The paper discusses the relationship between the syntax of street networks and the differentiation of the size of urban blocks in a sample of small towns and settlements. he argument is in four parts. In the first part it is demonstrated, through design games, that the differentiation of streets by integration is linked to the differentiation of blocks by size. In the second part, it is shown that in a small sample of towns in the Provence, small blocks are not associated with more integrated streets but are distributed throughout the street network. The demonstration is based on an original method for studying the block size in relation to street integration. In the third part, the historic evolution of these particular towns is shown to involve the rationalisation of their integration core: integrated streets become better aligned and wider, and reach more directly into all parts of the town. However, the historic relationship between integration and block size is also based on mixture rather than a linear pattern of association. The final part uses these findings to advance a speculation about the origin of the syntax of these towns as compared to the syntax of the smaller settlements that Hillier and Hanson characterise as ‘beady rings’. This leads to a discussion of some of the abstract syntactic generators originally presented in The Social Logic of Space. In short, the final section of the paper argues that the lack of linear association between small blocks and integrated streets, in this particular sample, points to the emergence of gradually more complex generators of town form, generators which presuppose the ideas of the urban block and the street. These act upon the seeds of prior small aggregations, generated by simpler rules of adjacency.

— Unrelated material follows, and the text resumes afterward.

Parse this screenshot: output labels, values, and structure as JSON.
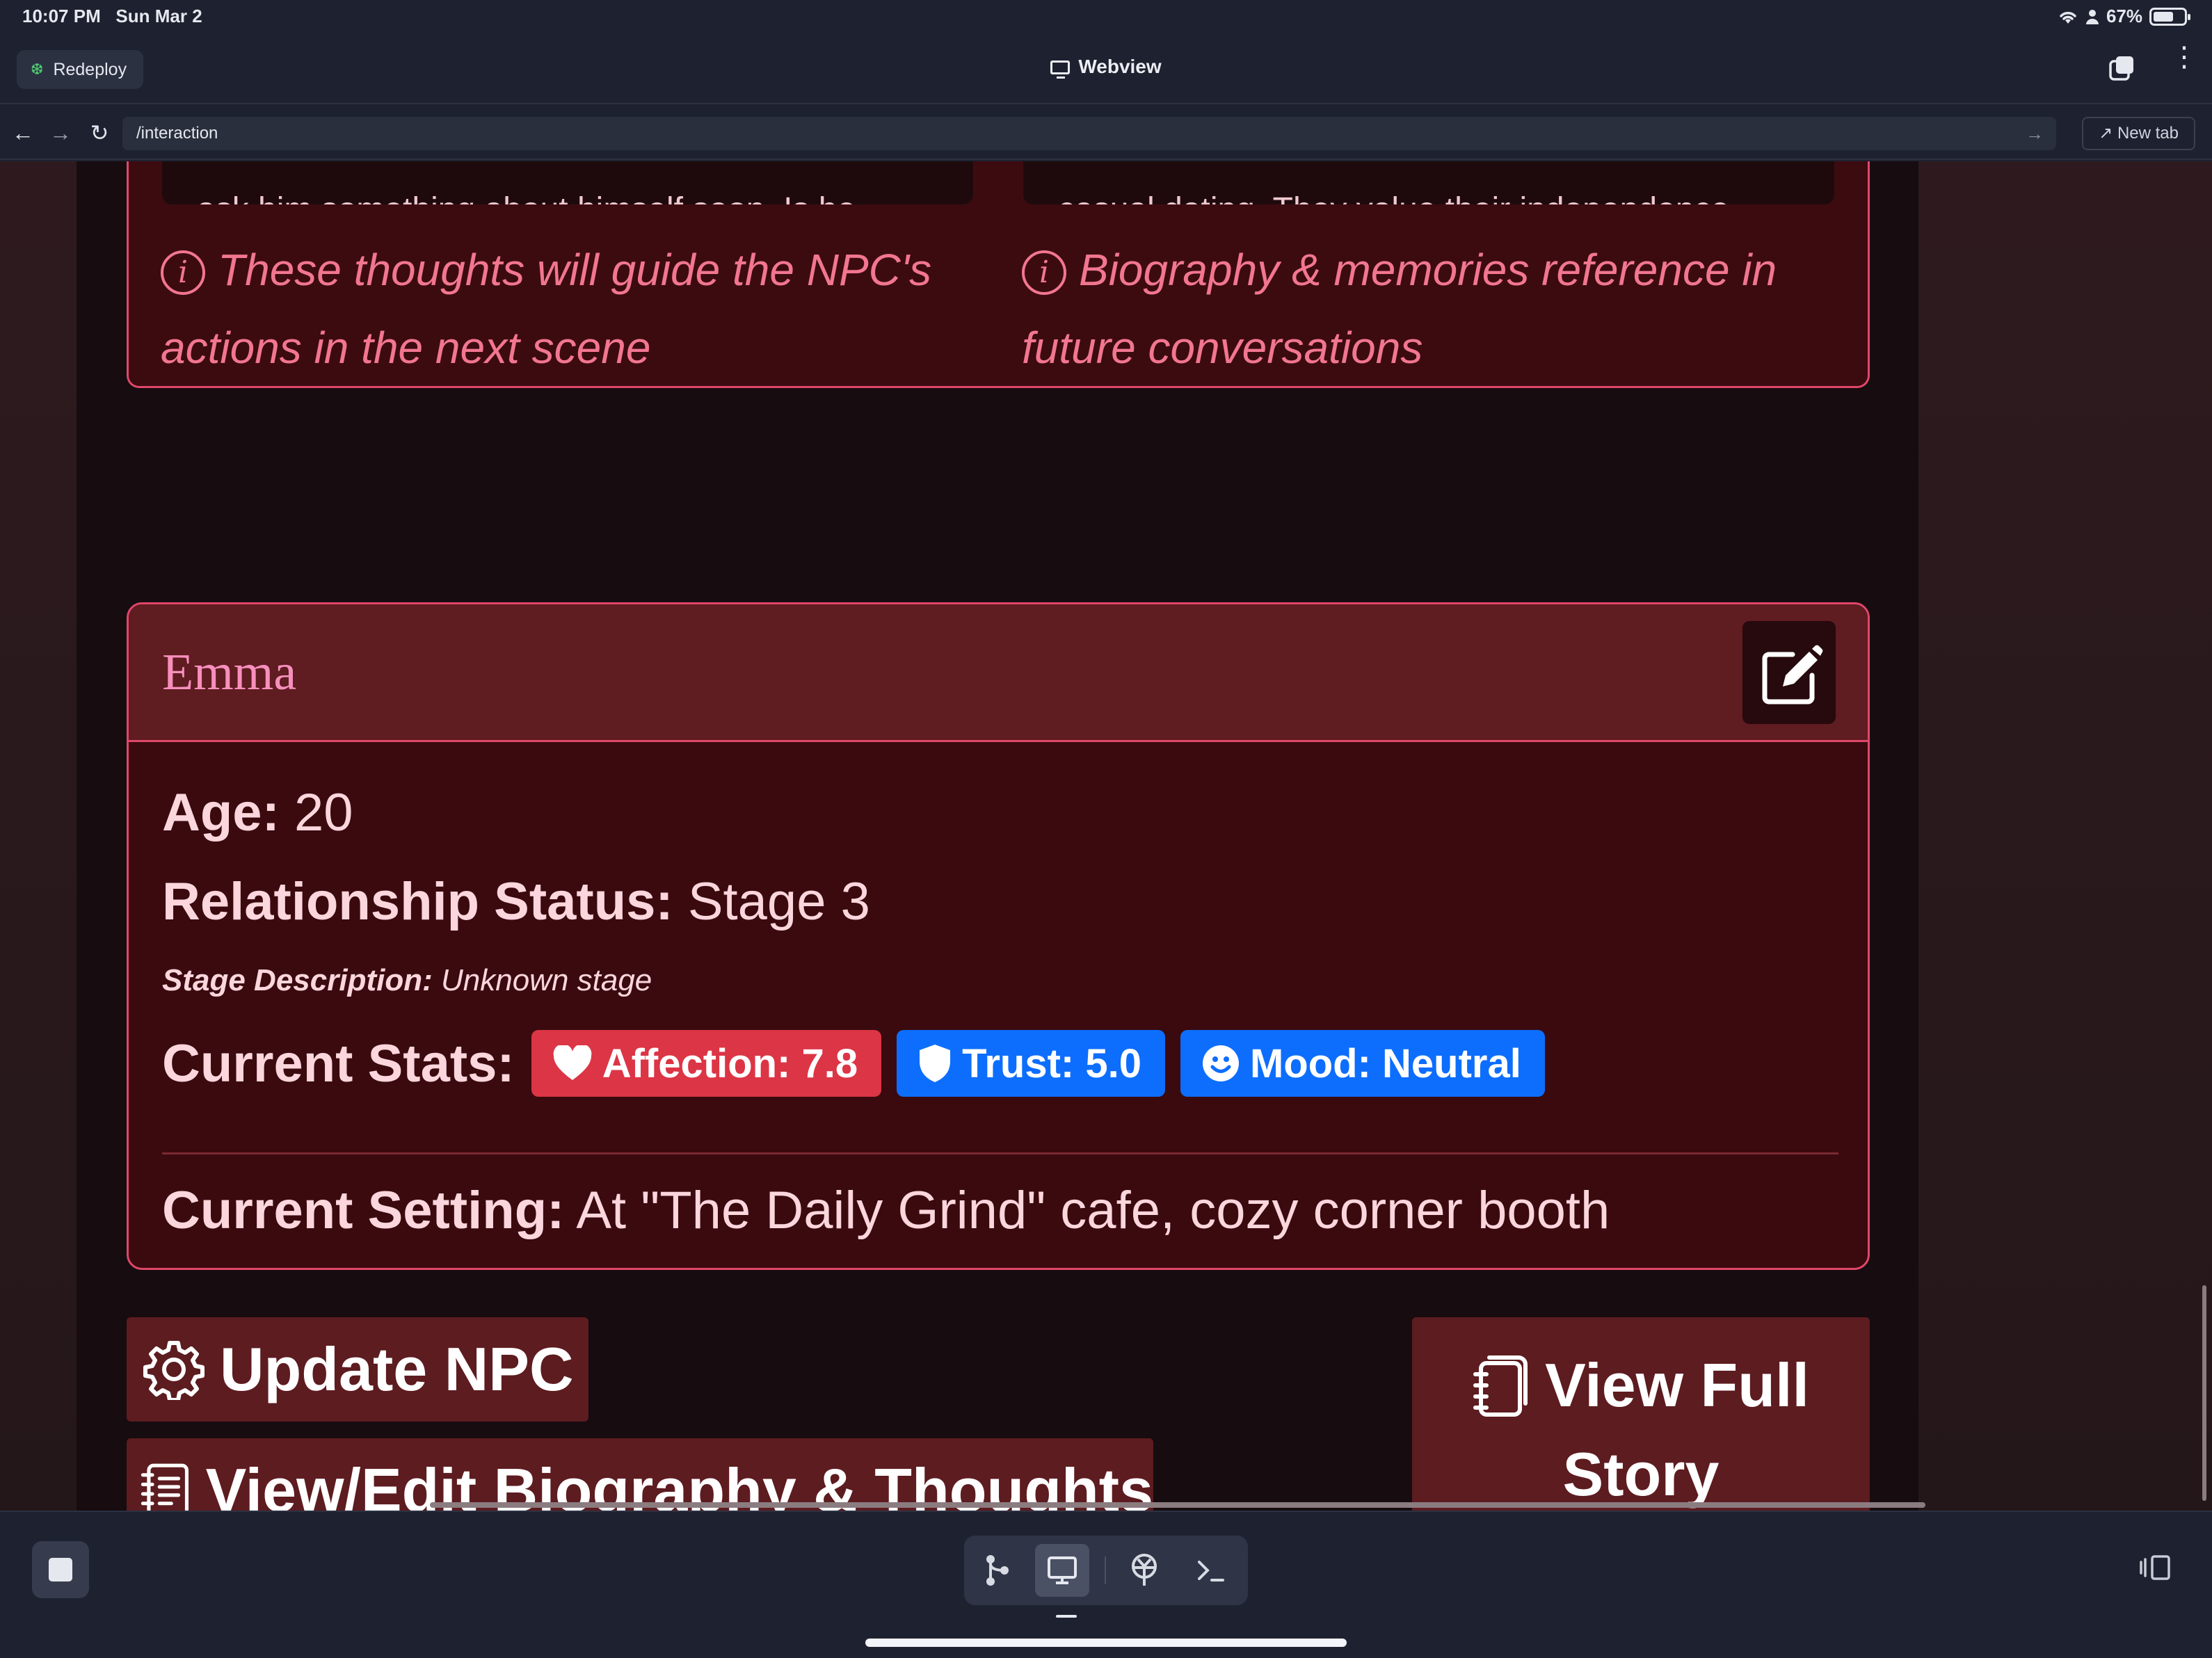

|The Journal of Space Syntax
|Early online date
|26 Oct 2015
|E-pub ahead of print - 26 Oct 2015